Little of the Trump administration’s strategy for achieving Middle East peace – spearheaded by Trump’s son-in-law Jared Kushner – has been disclosed publicly, but a leaked recording of Kushner’s briefing to congressional interns reveals much about his thinking on how to achieve a breakthrough. Aaron David Miller explains why Kushner’s approach is unlikely to succeed at POLITICO MAGAZINE.

The Trump administration is exacerbating a wide range of complex global crises at a time when the global situation is possibly more dangerous now than it has been since the height of the Cold War, among the situations Trump and his team are confronting five nuclear and near-nuclear powers. David Rothkopf offers some comforting words at the Washington Post.

The use of counterterrorism operations in nonbattlefield countries has been expanded further by the Trump administration, with five times as many operations under President Trump as there were within a comparable time-period under former president Obama, doing so with little policy guidance or public attention, writes Micah Zenko at Foreign Policy.

The Trump administration should make it clear to Lebanon’s Prime Minister Saad Hariri that he is responsible for dismantling missile-production facilities built in Lebanon by Iran’s Revolutionary Guard in cooperation with Hezbollah that are “forcing Israel’s hand” in possible pre-emptive strikes to destroy them, which would result in a third Lebanon war “much more devastating” than the last one. Alongside this, sanctions against Iranian entities should be imposed, including the restoration of sanctions lifted under the Iran nuclear agreement – and if this financial pressure puts the nuclear agreement at risk, “so be it.” Mark Dubowitz and Rep. Mike Gallagher offer their advice at the Wall Street Journal.


President Trump’s pick to lead the F.B.I. Christopher Wray was easily confirmed by the Senate in a 92-5 vote yesterday, the Hill’s Jordain Carney reports.

There are several reasons to fear the appointment of recently-retired Army Maj. Gen. Mark Inch to lead the Federal Bureau of Prisons by Attorney General Jeff Sessions, the first and most obvious being that he has never managed a civilian prison before, while his military background could further erode the distinctions between military and civilian leadership – and could also be the basis of Sessions’ decision to hire him, if he believes that he shares his draconian approach to law enforcement – not to mention Inch’s ties to the religious right, which raise the concern that he may not maintain First Amendment boundaries. Sarah Jones writes at New Republic.

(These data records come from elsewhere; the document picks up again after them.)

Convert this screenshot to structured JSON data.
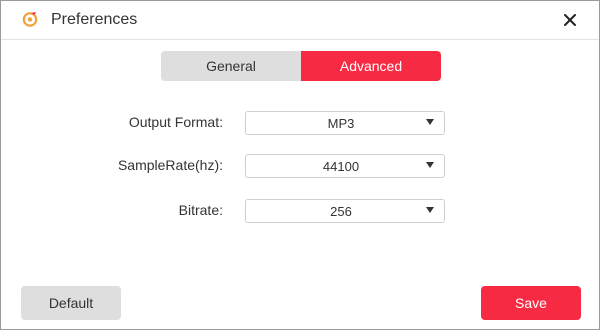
{
  "window": {
    "title": "Preferences",
    "icon": "app-logo-icon",
    "close_icon": "close-icon"
  },
  "tabs": [
    {
      "label": "General",
      "active": false
    },
    {
      "label": "Advanced",
      "active": true
    }
  ],
  "settings": {
    "output_format": {
      "label": "Output Format:",
      "value": "MP3"
    },
    "sample_rate": {
      "label": "SampleRate(hz):",
      "value": "44100"
    },
    "bitrate": {
      "label": "Bitrate:",
      "value": "256"
    }
  },
  "footer": {
    "default_label": "Default",
    "save_label": "Save"
  },
  "colors": {
    "accent": "#f72a43",
    "neutral_button": "#dedede"
  }
}
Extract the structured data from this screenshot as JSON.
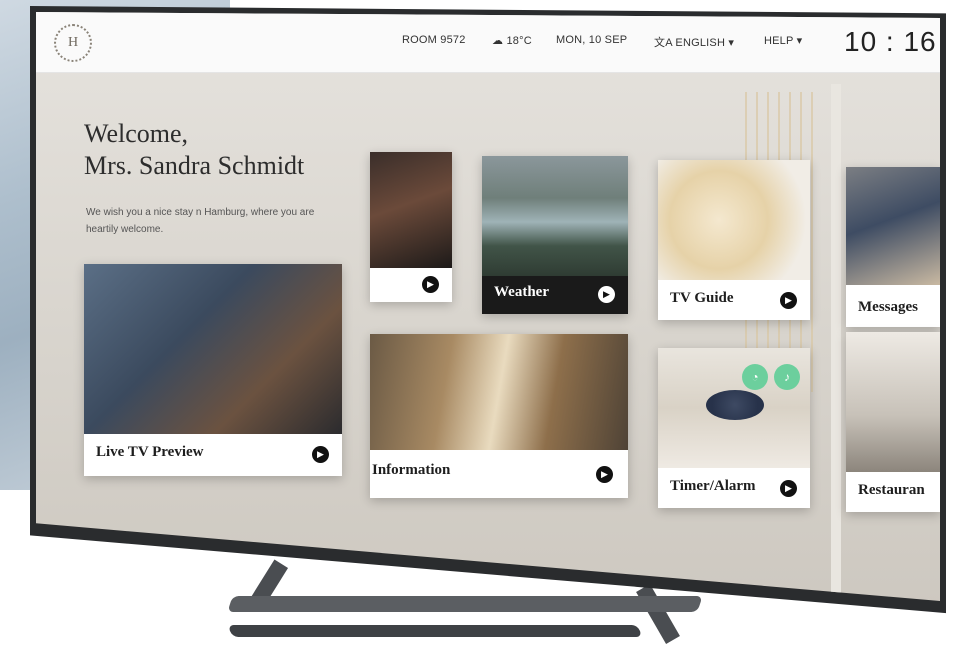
{
  "topbar": {
    "logo_letter": "H",
    "room": "ROOM 9572",
    "weather": "18°C",
    "date": "MON, 10 SEP",
    "language": "ENGLISH ▾",
    "help": "HELP ▾",
    "clock": "10 : 16"
  },
  "welcome": {
    "line1": "Welcome,",
    "line2": "Mrs. Sandra Schmidt",
    "subtitle": "We wish you a nice stay n Hamburg, where you are heartily welcome."
  },
  "tiles": {
    "live_tv": "Live TV Preview",
    "weather": "Weather",
    "tv_guide": "TV Guide",
    "messages": "Messages",
    "information": "Information",
    "timer": "Timer/Alarm",
    "restaurant": "Restauran"
  },
  "colors": {
    "accent_green": "#6ccf9d",
    "action_dark": "#111111"
  }
}
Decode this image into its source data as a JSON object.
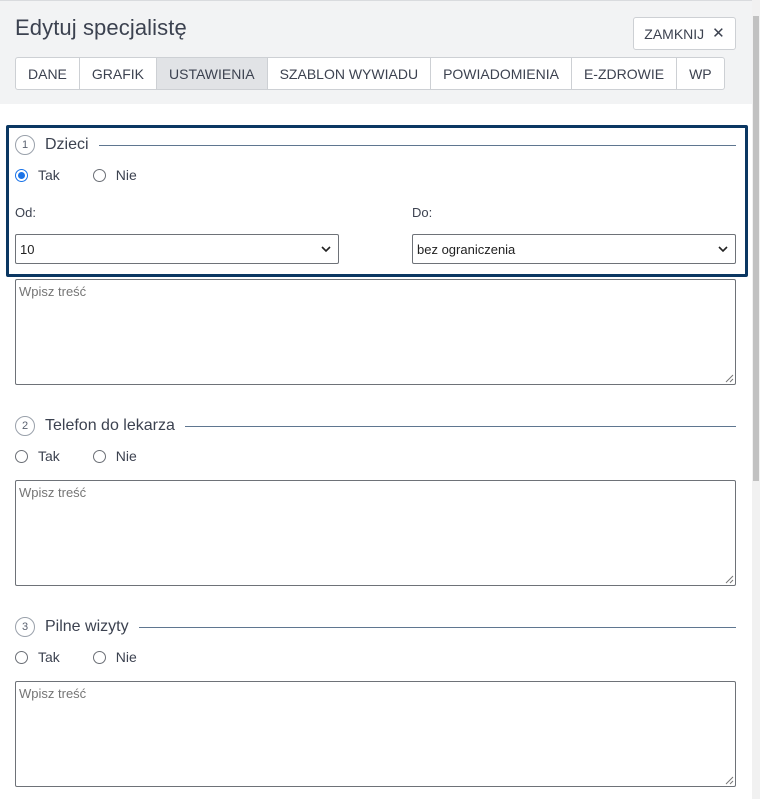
{
  "header": {
    "title": "Edytuj specjalistę",
    "close_label": "ZAMKNIJ"
  },
  "tabs": [
    {
      "label": "DANE",
      "active": false
    },
    {
      "label": "GRAFIK",
      "active": false
    },
    {
      "label": "USTAWIENIA",
      "active": true
    },
    {
      "label": "SZABLON WYWIADU",
      "active": false
    },
    {
      "label": "POWIADOMIENIA",
      "active": false
    },
    {
      "label": "E-ZDROWIE",
      "active": false
    },
    {
      "label": "WP",
      "active": false
    }
  ],
  "sections": [
    {
      "number": "1",
      "label": "Dzieci",
      "yes_label": "Tak",
      "no_label": "Nie",
      "selected": "Tak",
      "from_label": "Od:",
      "from_value": "10",
      "to_label": "Do:",
      "to_value": "bez ograniczenia",
      "textarea_placeholder": "Wpisz treść"
    },
    {
      "number": "2",
      "label": "Telefon do lekarza",
      "yes_label": "Tak",
      "no_label": "Nie",
      "selected": null,
      "textarea_placeholder": "Wpisz treść"
    },
    {
      "number": "3",
      "label": "Pilne wizyty",
      "yes_label": "Tak",
      "no_label": "Nie",
      "selected": null,
      "textarea_placeholder": "Wpisz treść"
    }
  ],
  "colors": {
    "highlight_border": "#0b3762",
    "radio_checked": "#1a73e8",
    "active_tab_bg": "#e1e3e6"
  }
}
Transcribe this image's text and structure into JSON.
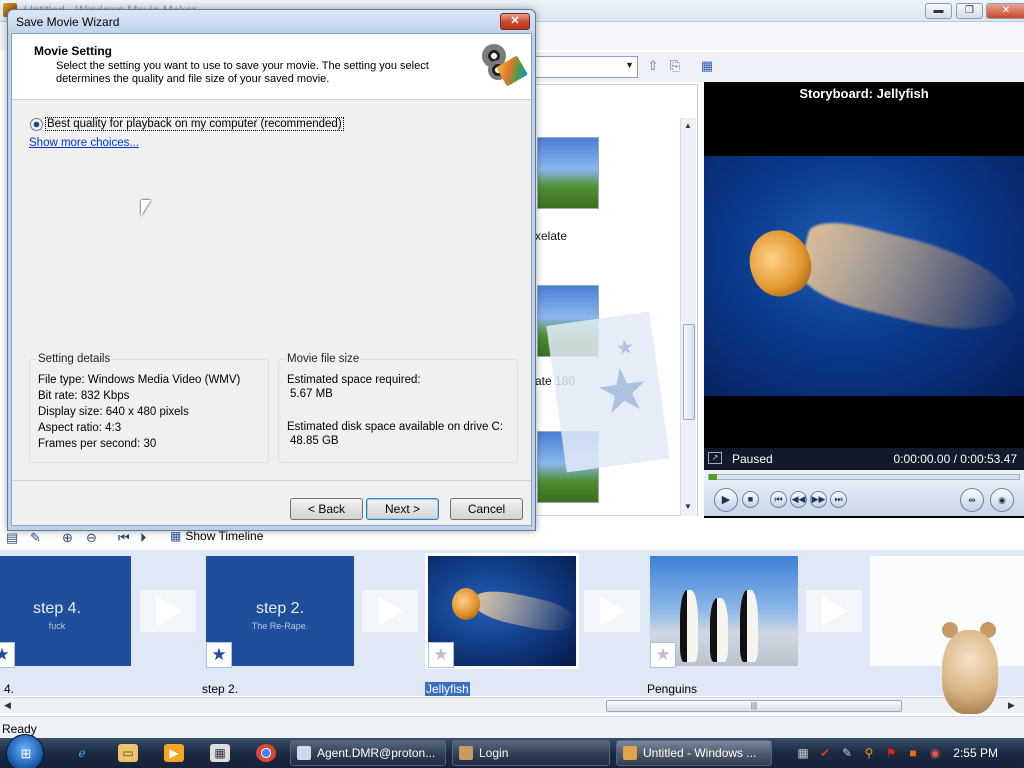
{
  "app": {
    "title_fragment": "Untitled - Windows Movie Maker",
    "window_buttons": {
      "minimize": "▬",
      "maximize": "❐",
      "close": "✕"
    }
  },
  "effects": {
    "items": [
      {
        "label": "xelate"
      },
      {
        "label": "ate 180"
      }
    ]
  },
  "monitor": {
    "title": "Storyboard: Jellyfish",
    "state": "Paused",
    "time": "0:00:00.00 / 0:00:53.47"
  },
  "storyboard_toolbar": {
    "show_timeline": "Show Timeline"
  },
  "storyboard": {
    "clips": [
      {
        "big": "step 4.",
        "small": "fuck",
        "label": "4."
      },
      {
        "big": "step 2.",
        "small": "The Re-Rape.",
        "label": "step 2."
      },
      {
        "label": "Jellyfish"
      },
      {
        "label": "Penguins"
      }
    ]
  },
  "status": {
    "text": "Ready"
  },
  "taskbar": {
    "buttons": [
      {
        "label": "Agent.DMR@proton..."
      },
      {
        "label": "Login"
      },
      {
        "label": "Untitled - Windows ..."
      }
    ],
    "clock": "2:55 PM"
  },
  "dialog": {
    "title": "Save Movie Wizard",
    "close": "✕",
    "heading": "Movie Setting",
    "description": "Select the setting you want to use to save your movie. The setting you select determines the quality and file size of your saved movie.",
    "option_label": "Best quality for playback on my computer (recommended)",
    "show_more": "Show more choices...",
    "setting_details": {
      "title": "Setting details",
      "lines": [
        "File type: Windows Media Video (WMV)",
        "Bit rate: 832 Kbps",
        "Display size: 640 x 480 pixels",
        "Aspect ratio: 4:3",
        "Frames per second: 30"
      ]
    },
    "file_size": {
      "title": "Movie file size",
      "required_label": "Estimated space required:",
      "required_value": "5.67 MB",
      "available_label": "Estimated disk space available on drive C:",
      "available_value": "48.85 GB"
    },
    "buttons": {
      "back": "< Back",
      "next": "Next >",
      "cancel": "Cancel"
    }
  }
}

Saudi Arabia requested that a U.S. judge dismiss 25 lawsuits filed against it in relation to its alleged support of the 9/11 attacks, claiming sovereign immunity and that the plaintiffs cannot prove that it supported the al-Qaeda affiliated individuals who carried out the attacks, court documents filed Monday reveal. Creede Newton reports at Al Jazeera.

U.S.S. Cole bombing suspect Ahmed al Darbi gave his deposition for use at the eventual death-penalty trial of alleged orchestrater Abd al Rahim al Nashiri in private yesterday, Darbi admitting to obtaining supplies and helping al-Qaeda militants plot the bombings of ships in the Arabian Sea in exchange for returning to his native Saudi Arabia next year to serve out the remainder of his prison sentence in a 2014 plea deal, Carol Rosenberg reports at the Miami Herald.

Legislation that would create a legal framework for law enforcement to access Americans’ electronic communications in servers located overseas was introduced by Sens. Orrin Hatch (R-Utah) and Chris Coons (D-Del.) yesterday, the Hill’s Ali Breland reports.

Various environmental laws are being waived by the Department of Homeland Security to make way for the building of President Trump’s wall along the border with Mexico, the D.H.S. announced yesterday, Timothy Cama reporting at the Hill.

Talks on a nonaggression pact with China aimed at preventing altercations in the disputed South China Sea “as soon as possible” will be sought by A.S.E.A.N. diplomats, an initial draft of a joint communique seen by the AP’s Jim Gomez today.